Responsible Institutions: Office of Management and Budget and General Services Administration

Supporting Institutions: Privacy advocates and the public

Start Date: Not Specified  End Date: Not Specified

Commitment Aim

This commitment sought to streamline authentication processes across government websites, increase security, and make it easier for individuals to acquire government-held information on themselves. It aimed to digitize identity authentication tools that act as a secure single window for interacting with the government.

Status

Midterm: Not Started

The government had not started this commitment at midterm, due to a lack of funding. Pending a funding source, the government indicated that initial work on this commitment would begin in fall 2016. [91]

End of Term: Not Started

At the end of term, the IRM researcher could not verify any additional progress on this commitment with publicly available information. The IRM researcher reached out to the government on multiple occasions but was unable to communicate directly with the officials in charge of implementing this commitment. [92]
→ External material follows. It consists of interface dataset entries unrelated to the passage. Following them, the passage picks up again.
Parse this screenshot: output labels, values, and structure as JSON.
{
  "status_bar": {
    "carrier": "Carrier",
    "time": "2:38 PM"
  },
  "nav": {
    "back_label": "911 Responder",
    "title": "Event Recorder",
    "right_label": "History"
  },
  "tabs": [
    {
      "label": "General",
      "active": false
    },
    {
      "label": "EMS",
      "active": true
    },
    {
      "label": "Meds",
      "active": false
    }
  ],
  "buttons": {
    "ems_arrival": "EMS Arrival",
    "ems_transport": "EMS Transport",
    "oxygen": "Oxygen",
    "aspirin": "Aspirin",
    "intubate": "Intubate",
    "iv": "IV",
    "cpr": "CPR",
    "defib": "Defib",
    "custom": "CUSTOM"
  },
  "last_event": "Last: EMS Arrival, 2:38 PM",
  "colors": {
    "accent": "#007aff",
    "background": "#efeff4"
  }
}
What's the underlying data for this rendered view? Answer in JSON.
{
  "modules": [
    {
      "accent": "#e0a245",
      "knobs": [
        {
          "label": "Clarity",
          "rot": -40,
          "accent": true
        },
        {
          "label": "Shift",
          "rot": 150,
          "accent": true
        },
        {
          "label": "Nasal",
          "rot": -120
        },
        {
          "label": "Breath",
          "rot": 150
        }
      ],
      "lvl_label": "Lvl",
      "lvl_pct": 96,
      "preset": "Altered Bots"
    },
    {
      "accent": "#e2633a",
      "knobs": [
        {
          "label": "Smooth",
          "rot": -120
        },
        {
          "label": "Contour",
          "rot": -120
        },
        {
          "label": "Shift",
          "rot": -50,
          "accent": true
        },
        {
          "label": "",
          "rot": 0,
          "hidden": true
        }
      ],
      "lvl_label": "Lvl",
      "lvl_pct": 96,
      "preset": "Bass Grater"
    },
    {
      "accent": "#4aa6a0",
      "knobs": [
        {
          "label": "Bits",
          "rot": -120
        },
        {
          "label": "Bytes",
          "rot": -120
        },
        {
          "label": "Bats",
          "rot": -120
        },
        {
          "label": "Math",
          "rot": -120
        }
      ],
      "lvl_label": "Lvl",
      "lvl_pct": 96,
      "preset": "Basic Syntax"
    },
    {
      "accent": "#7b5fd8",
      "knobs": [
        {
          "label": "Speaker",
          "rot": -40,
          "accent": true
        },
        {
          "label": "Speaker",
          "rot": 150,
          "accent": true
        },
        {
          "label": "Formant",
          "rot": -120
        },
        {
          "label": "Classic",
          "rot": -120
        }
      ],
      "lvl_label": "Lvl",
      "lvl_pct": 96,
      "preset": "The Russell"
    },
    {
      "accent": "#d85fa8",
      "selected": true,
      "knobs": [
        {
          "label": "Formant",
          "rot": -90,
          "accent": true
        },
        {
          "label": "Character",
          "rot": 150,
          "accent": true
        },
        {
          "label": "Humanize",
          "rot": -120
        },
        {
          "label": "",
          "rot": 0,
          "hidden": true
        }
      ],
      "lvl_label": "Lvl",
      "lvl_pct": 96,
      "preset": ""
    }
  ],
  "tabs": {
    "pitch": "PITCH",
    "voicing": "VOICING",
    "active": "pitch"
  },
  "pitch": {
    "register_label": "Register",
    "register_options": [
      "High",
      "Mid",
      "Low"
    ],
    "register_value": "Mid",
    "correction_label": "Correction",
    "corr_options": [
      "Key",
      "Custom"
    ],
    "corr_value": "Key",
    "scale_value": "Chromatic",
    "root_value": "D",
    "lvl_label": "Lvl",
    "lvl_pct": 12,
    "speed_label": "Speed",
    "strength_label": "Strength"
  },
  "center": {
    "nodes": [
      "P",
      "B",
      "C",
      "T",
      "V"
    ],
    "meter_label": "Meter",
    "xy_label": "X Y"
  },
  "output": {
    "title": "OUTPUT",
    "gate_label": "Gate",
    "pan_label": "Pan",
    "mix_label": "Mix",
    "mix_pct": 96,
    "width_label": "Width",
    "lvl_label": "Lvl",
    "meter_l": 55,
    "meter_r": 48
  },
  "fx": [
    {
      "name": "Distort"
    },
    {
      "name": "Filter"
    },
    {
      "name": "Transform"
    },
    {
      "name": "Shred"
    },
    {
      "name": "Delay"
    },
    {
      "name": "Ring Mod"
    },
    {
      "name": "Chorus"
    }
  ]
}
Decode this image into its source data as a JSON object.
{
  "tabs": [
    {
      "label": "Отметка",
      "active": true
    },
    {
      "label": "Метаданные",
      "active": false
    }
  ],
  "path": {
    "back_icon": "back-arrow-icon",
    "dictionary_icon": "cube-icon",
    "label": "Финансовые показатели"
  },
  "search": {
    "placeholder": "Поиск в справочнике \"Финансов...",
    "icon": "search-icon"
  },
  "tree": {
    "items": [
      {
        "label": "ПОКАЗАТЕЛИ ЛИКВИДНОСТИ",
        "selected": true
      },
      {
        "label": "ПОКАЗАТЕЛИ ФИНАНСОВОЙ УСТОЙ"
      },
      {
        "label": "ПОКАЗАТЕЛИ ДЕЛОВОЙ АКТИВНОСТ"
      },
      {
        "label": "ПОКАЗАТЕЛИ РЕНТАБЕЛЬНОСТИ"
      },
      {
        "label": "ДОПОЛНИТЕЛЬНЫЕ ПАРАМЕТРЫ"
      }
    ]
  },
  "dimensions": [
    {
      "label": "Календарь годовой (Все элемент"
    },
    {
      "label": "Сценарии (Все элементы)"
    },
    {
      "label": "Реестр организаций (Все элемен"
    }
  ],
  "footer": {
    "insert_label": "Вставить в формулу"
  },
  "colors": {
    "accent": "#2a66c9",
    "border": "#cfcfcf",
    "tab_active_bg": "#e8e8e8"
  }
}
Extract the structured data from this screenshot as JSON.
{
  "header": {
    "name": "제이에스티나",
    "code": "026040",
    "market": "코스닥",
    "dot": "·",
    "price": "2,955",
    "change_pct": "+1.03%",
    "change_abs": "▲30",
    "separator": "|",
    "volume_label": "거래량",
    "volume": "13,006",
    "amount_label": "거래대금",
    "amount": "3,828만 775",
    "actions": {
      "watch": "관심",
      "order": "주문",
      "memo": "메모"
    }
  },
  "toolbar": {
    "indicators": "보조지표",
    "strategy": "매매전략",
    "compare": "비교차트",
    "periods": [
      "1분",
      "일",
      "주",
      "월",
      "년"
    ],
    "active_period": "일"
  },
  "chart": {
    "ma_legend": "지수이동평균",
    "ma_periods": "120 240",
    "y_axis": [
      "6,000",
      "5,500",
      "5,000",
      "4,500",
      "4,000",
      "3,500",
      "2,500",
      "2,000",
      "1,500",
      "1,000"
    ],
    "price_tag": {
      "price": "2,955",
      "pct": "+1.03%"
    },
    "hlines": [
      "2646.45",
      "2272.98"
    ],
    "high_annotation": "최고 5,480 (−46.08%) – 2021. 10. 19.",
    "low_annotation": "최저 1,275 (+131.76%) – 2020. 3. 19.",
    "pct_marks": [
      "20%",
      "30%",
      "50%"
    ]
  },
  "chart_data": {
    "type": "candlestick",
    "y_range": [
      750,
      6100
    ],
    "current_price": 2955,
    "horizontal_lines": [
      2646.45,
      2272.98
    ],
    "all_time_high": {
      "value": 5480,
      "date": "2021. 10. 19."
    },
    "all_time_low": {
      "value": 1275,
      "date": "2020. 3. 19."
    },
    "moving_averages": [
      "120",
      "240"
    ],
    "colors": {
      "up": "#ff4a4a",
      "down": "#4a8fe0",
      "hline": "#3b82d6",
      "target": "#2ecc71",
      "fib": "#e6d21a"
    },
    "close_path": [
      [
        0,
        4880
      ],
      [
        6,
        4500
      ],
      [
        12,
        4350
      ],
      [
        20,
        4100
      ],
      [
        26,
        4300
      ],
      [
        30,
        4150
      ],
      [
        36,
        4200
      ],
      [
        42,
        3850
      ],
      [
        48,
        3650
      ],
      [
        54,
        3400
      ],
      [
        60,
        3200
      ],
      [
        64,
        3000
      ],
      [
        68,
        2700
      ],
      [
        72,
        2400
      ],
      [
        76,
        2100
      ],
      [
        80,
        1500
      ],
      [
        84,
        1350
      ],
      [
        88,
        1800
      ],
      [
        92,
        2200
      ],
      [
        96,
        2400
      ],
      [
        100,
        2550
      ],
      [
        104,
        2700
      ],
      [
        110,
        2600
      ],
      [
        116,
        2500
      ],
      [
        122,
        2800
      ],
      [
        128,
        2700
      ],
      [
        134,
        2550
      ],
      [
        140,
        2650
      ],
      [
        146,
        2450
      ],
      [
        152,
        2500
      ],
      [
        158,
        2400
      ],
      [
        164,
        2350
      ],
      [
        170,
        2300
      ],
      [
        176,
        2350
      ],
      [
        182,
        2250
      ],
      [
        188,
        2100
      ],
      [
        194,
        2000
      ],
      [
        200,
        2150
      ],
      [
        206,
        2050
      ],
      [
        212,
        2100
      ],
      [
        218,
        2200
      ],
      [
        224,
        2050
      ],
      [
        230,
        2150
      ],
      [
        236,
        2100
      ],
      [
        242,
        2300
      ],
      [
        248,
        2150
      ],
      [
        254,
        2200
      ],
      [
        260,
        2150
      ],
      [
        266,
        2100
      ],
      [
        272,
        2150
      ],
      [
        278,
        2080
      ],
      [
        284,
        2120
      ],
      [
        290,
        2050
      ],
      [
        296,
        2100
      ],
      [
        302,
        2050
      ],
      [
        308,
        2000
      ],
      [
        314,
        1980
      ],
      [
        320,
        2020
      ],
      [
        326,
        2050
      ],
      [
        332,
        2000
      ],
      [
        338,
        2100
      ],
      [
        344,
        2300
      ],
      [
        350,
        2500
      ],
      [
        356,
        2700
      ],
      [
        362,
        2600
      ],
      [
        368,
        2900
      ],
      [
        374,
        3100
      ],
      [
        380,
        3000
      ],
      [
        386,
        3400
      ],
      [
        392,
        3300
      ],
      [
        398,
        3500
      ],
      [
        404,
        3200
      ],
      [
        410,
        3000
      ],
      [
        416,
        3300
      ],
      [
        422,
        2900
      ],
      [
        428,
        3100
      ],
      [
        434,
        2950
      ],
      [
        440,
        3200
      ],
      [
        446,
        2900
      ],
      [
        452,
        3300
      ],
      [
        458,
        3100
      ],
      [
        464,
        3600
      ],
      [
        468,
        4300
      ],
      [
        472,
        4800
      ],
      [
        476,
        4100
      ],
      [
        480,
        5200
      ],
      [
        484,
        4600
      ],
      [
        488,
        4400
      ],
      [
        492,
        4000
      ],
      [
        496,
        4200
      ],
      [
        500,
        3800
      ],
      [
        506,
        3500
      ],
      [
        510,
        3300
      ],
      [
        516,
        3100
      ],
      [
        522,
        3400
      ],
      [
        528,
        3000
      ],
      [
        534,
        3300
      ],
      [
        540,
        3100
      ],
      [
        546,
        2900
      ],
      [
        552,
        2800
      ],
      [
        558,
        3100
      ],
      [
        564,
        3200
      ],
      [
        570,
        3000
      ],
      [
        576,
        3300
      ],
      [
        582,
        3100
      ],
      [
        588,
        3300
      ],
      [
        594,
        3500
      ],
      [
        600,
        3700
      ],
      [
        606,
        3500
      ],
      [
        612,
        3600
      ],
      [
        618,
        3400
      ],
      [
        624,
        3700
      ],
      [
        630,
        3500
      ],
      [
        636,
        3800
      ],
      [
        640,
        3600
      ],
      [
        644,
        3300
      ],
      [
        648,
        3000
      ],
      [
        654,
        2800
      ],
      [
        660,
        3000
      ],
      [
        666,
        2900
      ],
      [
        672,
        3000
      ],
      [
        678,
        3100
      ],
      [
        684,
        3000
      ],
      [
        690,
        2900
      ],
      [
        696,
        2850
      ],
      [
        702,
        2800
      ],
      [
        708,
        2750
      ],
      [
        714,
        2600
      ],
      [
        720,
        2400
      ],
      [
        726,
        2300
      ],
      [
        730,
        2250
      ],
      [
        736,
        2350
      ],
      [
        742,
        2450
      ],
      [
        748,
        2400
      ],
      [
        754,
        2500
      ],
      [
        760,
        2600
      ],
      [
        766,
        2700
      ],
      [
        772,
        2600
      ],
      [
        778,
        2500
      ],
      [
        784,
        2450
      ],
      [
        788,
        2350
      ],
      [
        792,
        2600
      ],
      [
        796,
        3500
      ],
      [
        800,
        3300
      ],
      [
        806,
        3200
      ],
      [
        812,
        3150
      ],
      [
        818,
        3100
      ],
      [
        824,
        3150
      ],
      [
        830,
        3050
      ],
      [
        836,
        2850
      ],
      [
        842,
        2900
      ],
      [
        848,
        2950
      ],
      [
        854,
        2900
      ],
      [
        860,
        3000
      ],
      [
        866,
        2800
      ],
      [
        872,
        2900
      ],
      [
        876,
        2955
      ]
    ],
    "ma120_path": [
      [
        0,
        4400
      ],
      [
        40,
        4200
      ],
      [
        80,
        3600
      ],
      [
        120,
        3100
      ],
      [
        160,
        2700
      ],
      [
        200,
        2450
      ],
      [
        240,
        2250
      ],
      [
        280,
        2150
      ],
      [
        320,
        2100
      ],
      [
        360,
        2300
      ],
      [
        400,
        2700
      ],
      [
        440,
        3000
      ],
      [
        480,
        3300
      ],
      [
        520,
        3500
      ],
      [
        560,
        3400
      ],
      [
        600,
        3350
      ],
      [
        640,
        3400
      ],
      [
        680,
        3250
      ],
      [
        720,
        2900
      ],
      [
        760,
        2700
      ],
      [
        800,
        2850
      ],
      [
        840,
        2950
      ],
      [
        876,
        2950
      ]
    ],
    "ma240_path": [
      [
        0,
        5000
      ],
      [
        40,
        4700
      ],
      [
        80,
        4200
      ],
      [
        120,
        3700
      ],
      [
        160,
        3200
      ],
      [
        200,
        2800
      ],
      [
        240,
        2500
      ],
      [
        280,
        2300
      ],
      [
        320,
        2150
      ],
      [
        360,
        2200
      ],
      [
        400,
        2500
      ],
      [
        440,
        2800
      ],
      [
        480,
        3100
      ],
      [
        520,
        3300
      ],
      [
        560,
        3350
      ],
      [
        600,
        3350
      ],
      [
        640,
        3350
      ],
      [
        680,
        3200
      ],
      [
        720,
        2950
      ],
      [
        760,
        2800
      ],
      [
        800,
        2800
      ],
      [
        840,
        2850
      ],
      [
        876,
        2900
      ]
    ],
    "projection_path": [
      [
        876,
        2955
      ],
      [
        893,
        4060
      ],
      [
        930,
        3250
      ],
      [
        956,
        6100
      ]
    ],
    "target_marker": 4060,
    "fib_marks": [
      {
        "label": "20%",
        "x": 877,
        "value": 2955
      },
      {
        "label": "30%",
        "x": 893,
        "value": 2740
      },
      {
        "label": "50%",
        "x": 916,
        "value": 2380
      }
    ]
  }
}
Did It Open Government?

Access to Information: Did Not Change

This commitment did not open government, due to the lack of progress made.

Carried Forward?

The US government had not published its fourth national action plan at the time of writing. The government should nevertheless aim to make progress on this commitment in light of the numerous challenges that individuals face in accessing government-held information about themselves. The challenges can specifically be attributed to the wide range of identity authentication systems that government agencies employ. The government could also strive to ensure that users can not only access but also correct their personal information online.

[91] United States of America, Midterm Self-Assessment Report for the Open Government Partnership: Third Open Government National Action Plan, 2015-2017, September 2016, 8, https://www.opengovpartnership.org/sites/default/files/USA_NAP3_self-assessment-report_20160916.pdf, consulted 2 October 2017.

[92] The IRM researcher attempted to obtain a list of potential interviewees from the government’s OGP point of contact (POC) on several distinct occasions during the drafting of this report, beginning in September 2017. In emails sent on 10 October and 24 October 2017, the IRM researcher explicitly requested that the POC make available a list of potential government interviewees to whom the researcher could speak regarding progress made on various commitments contained in the action plan. On 9 November 2017, the IRM researcher spoke via phone with the government POC and reiterated the earlier request for access to a list of potential interviewees. The IRM researcher followed up with an email to the government POC on that same day, reiterating the request for a list of interviewees, to which the POC had been receptive during the preceding phone call. The IRM researcher received no subsequent response from the government POC. Copies of the three emails referenced above are available upon request.


Commitments

Open Government Partnership